If it is the same grape in Friuli, note that it’s also called Pinello, Mattozza, Pinla, and Vipaka.
Another name less heard. Also the other names used for the grapes might not ring a bell: Friulano or Sauvignon vert. The grapes can produce different wines, most lean and dry, much depending on the region where it grows and the control of the yield.
Vitovska is a rare and ancient greenish-gold variety that is found predominantly in Carso in the northeastern Friuli-Venezia Giulia region of Italy. Its name is of Slovenian origin and small parcels of the variety are still planted in Slovenia today, mostly in the Primorski (the Slovenian Littoral) regions of Kras and Vipavska Dolina (Vipava Valley).
Teran - Refosco

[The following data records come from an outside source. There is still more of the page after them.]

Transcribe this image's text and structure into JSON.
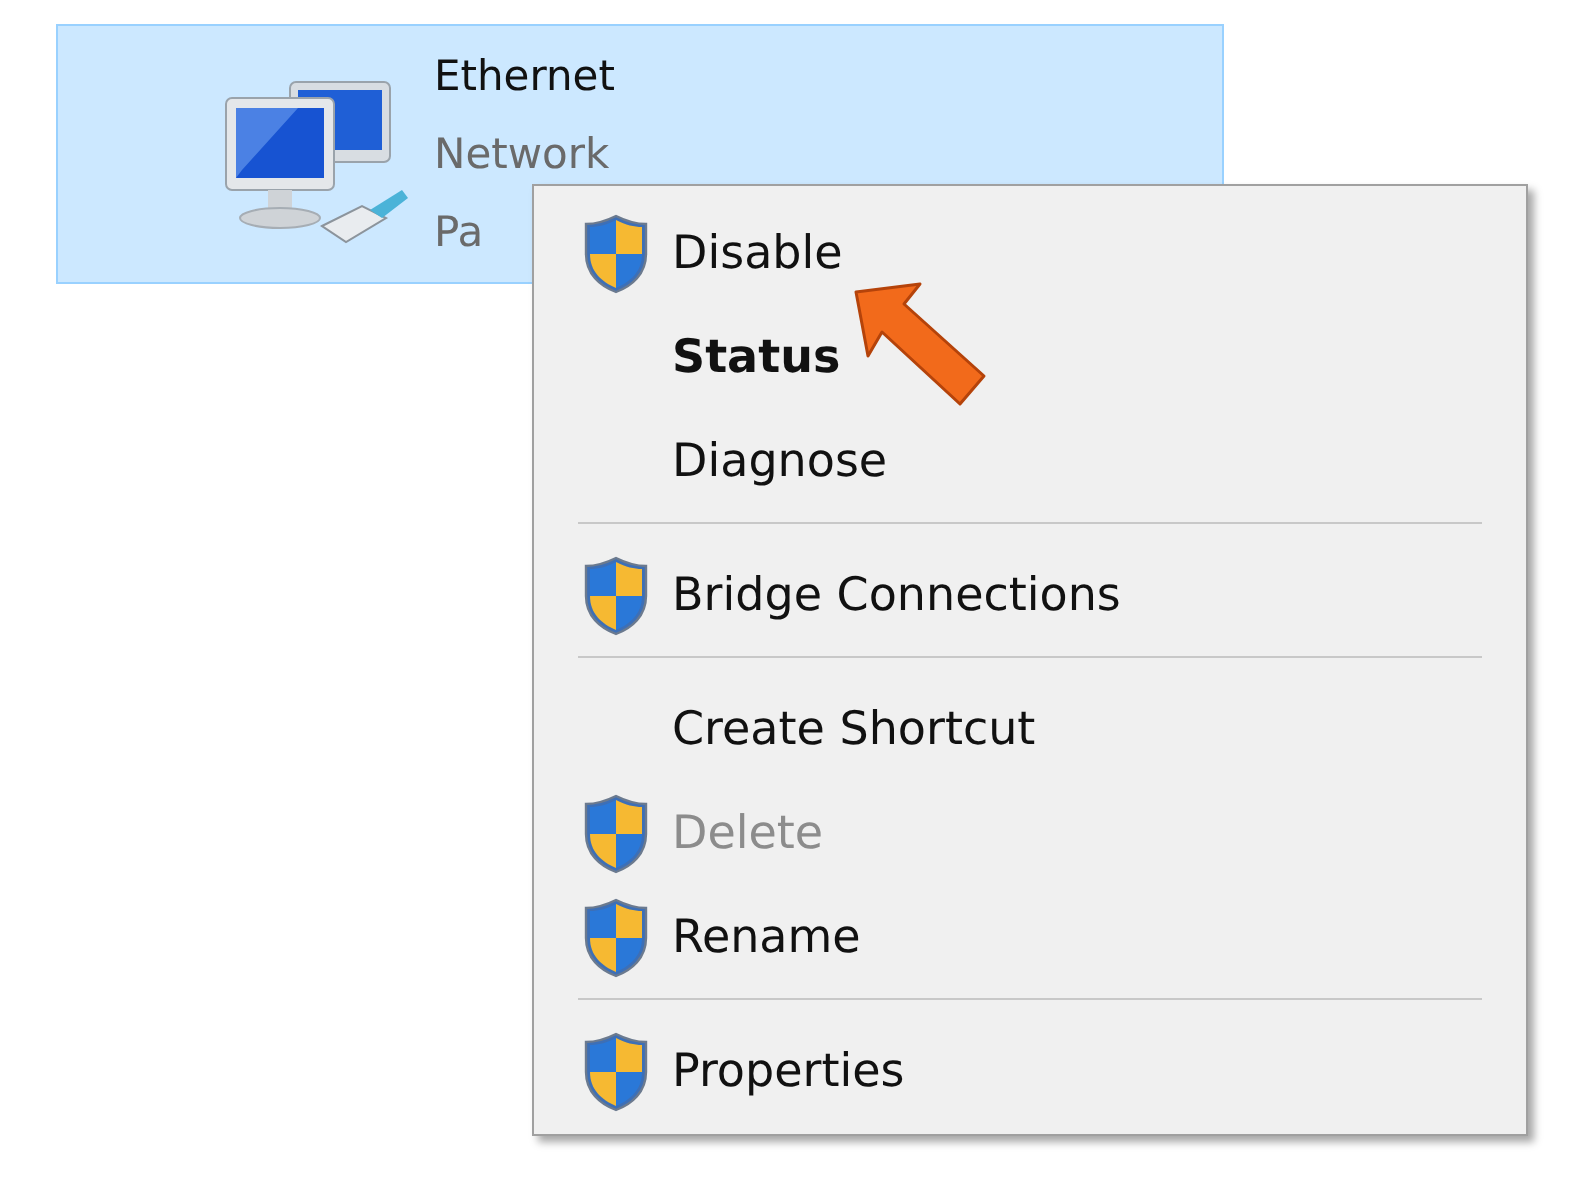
{
  "adapter": {
    "selected": true,
    "name": "Ethernet",
    "status": "Network",
    "device": "Pa"
  },
  "context_menu": {
    "items": [
      {
        "kind": "item",
        "label": "Disable",
        "shield": true,
        "default": false,
        "disabled": false
      },
      {
        "kind": "item",
        "label": "Status",
        "shield": false,
        "default": true,
        "disabled": false
      },
      {
        "kind": "item",
        "label": "Diagnose",
        "shield": false,
        "default": false,
        "disabled": false
      },
      {
        "kind": "separator"
      },
      {
        "kind": "item",
        "label": "Bridge Connections",
        "shield": true,
        "default": false,
        "disabled": false
      },
      {
        "kind": "separator"
      },
      {
        "kind": "item",
        "label": "Create Shortcut",
        "shield": false,
        "default": false,
        "disabled": false
      },
      {
        "kind": "item",
        "label": "Delete",
        "shield": true,
        "default": false,
        "disabled": true
      },
      {
        "kind": "item",
        "label": "Rename",
        "shield": true,
        "default": false,
        "disabled": false
      },
      {
        "kind": "separator"
      },
      {
        "kind": "item",
        "label": "Properties",
        "shield": true,
        "default": false,
        "disabled": false
      }
    ]
  }
}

Kraški teran, the deep ruby red wine made from the refošk grape that does particularly well in the area’s terra rossa, or red earth. Refošk is a fairly typical red in the primorje, or seaside area of western Slovenia, but only wines made of refošk in Kras can be called Teran. Use of the name has long been a bone of contention between Slovenian and Croatian authorities and winemakers, especially those on the Croatian side of the Istrian border who produce the same wine in their local terra rossa. Slovenia meanwhile has long claimed exclusive use of the Teran name. To confuse matters even more, refošk is not the Italian varietal Refosco dal Peduncolo Rosso; there it’s simply known as Terrano.
see also: winefolly